Buying citizenship is a $7 billion industry. This short, animated video is a sort of layman’s introduction to the investment migration market. It’s a tad sensationalist, saying for example that it’s only for the super-rich (you don’t need to be super rich to fork over US$100,000 for a passport) but a decent primer nonetheless. The US$7 billion figure is incorrect.
Ten Things to Know About Communist Party Membership Inadmissibility. China’s Communist Party has nearly 80 million members. Vietnam’s has about 5 million. Some of them are finding it hurts their chances of getting an EB-5 Visa.
2018 Key Changes to Citizenship by Investment Programs. Prabhu Balakrishnan does an excellent job of summarizing changes in pricing, requirements, and other policies related to citizenship and residence by investment in the year that passed, and looks at some of the anticipated upcoming changes.
The nation-state goes virtual: why citizenship need no longer be determined by geography. This article details some of the innovation that’s taking place with e-residencies and citizenship by investment and imagines a future with multiple tiers of citizenship according to the number of public services used and taxes paid.
Quiros to pay $84M for EB-5 fraud at Jay Peak Resort In one of the biggest EB-5 fraud cases on record, the former owner of Jay Peak Resort, who was the mastermind of a “Ponzi-like” scheme in the Northeast Kingdom, has agreed to pay back $81 million as part of a settlement with the government.

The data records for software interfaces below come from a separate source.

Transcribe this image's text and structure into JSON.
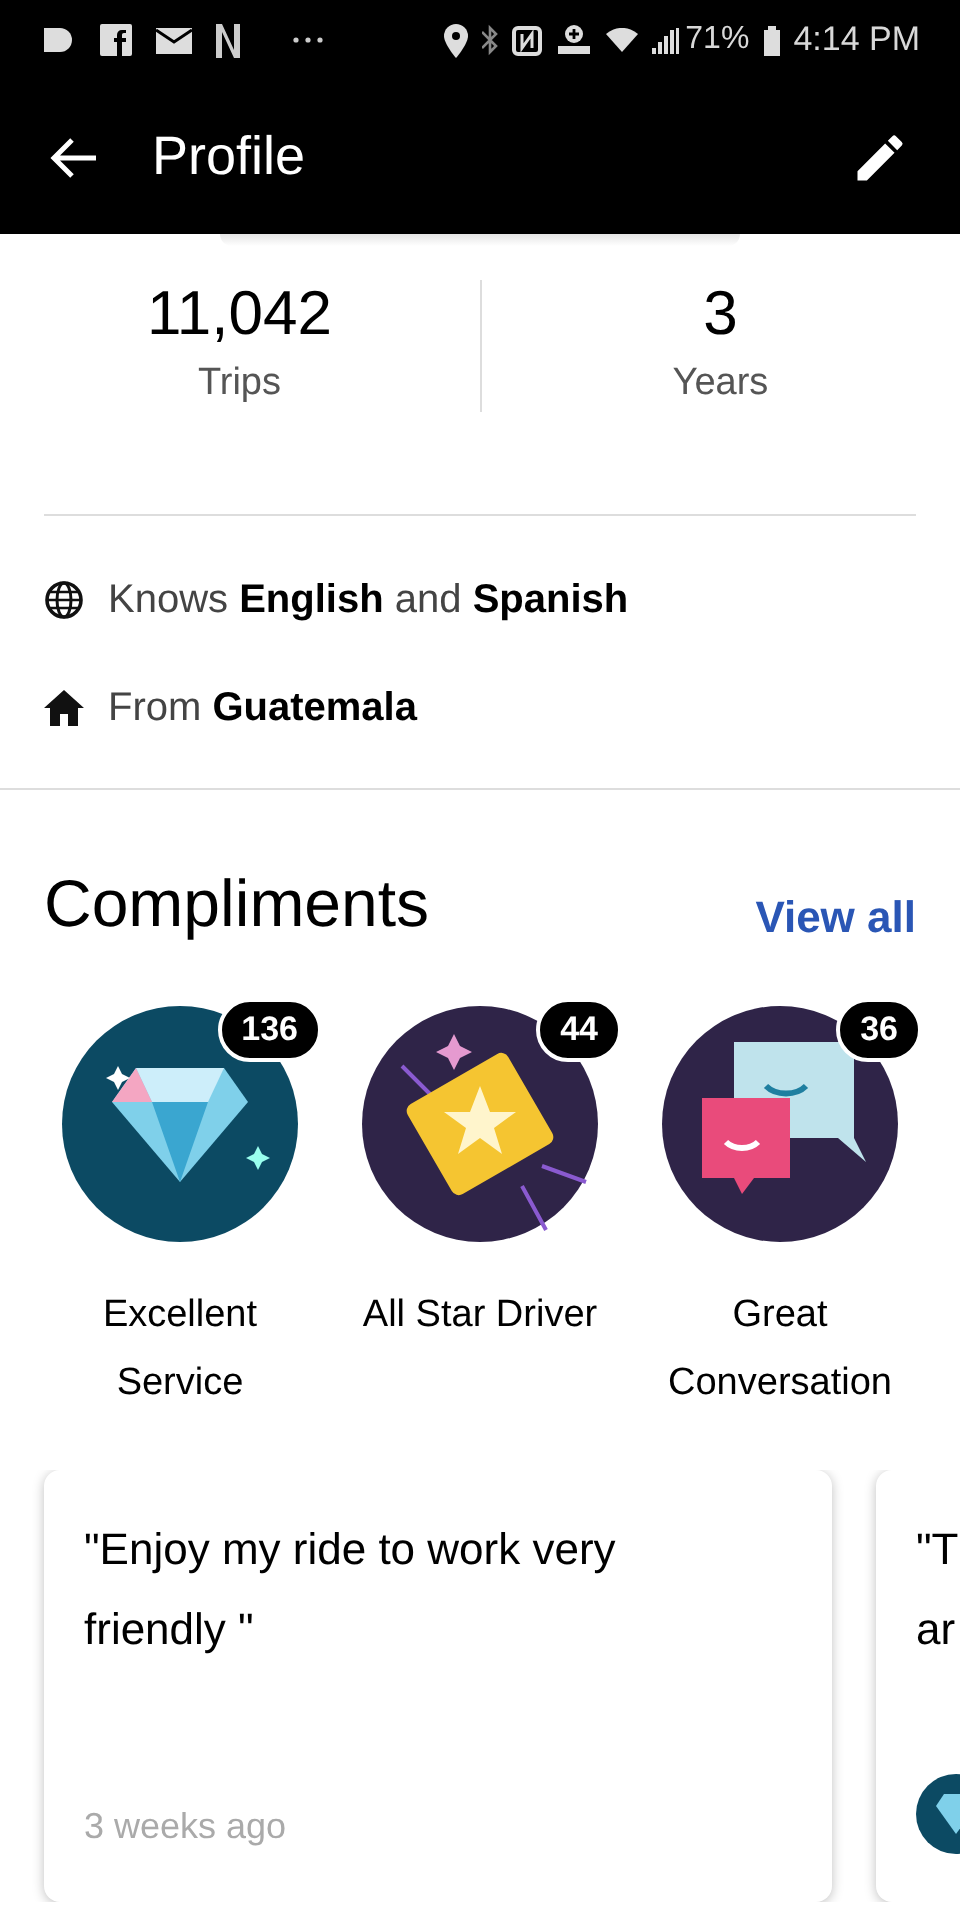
{
  "status_bar": {
    "battery": "71%",
    "time": "4:14 PM"
  },
  "header": {
    "title": "Profile"
  },
  "stats": [
    {
      "value": "11,042",
      "label": "Trips"
    },
    {
      "value": "3",
      "label": "Years"
    }
  ],
  "details": [
    {
      "kind": "language",
      "text": "Knows **English** and **Spanish**"
    },
    {
      "kind": "home",
      "text": "From **Guatemala**"
    }
  ],
  "compliments": {
    "title": "Compliments",
    "link": "View all",
    "items": [
      {
        "kind": "diamond",
        "count": "136",
        "label": "Excellent Service"
      },
      {
        "kind": "ticket",
        "count": "44",
        "label": "All Star Driver"
      },
      {
        "kind": "chat",
        "count": "36",
        "label": "Great Conversation"
      }
    ]
  },
  "comments": [
    {
      "text": "\"Enjoy my ride to work very friendly \"",
      "time": "3 weeks ago"
    },
    {
      "text": "\"T ar"
    }
  ]
}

How our nation’s immigrants can fund American infrastructure The article explores how EB-5 investment could help the United States reach its infrastructure development goals. While reading, I kept thinking: What if Trump funded the border wall with EB-5 money? You could call it the Great Wall Regional Center. “We’re gonna build a wall, and China is going to pay for it!” Would be funny.
India will become the second largest EB-5 visa market in the world This is a subject I’ve dealt with here. India’s applicant numbers have been on a gradual upward trend for years, growing 15-20% annually, or about twice the rate of economic growth in the subcontinent during the same period. The numbers may be modest now, but with a population that rivals that of China, even low rates of annual growth will compound into gargantuan absolute figures. Moreover, thanks to recent changes in H1-B visa policy, we can expect to see a significant bump in Indian EB-5 applications over the next year.
Contradictory Messages on the IIP An editorial that points out inconsistent messages from opponents of Malta’s Individual Investor Programme.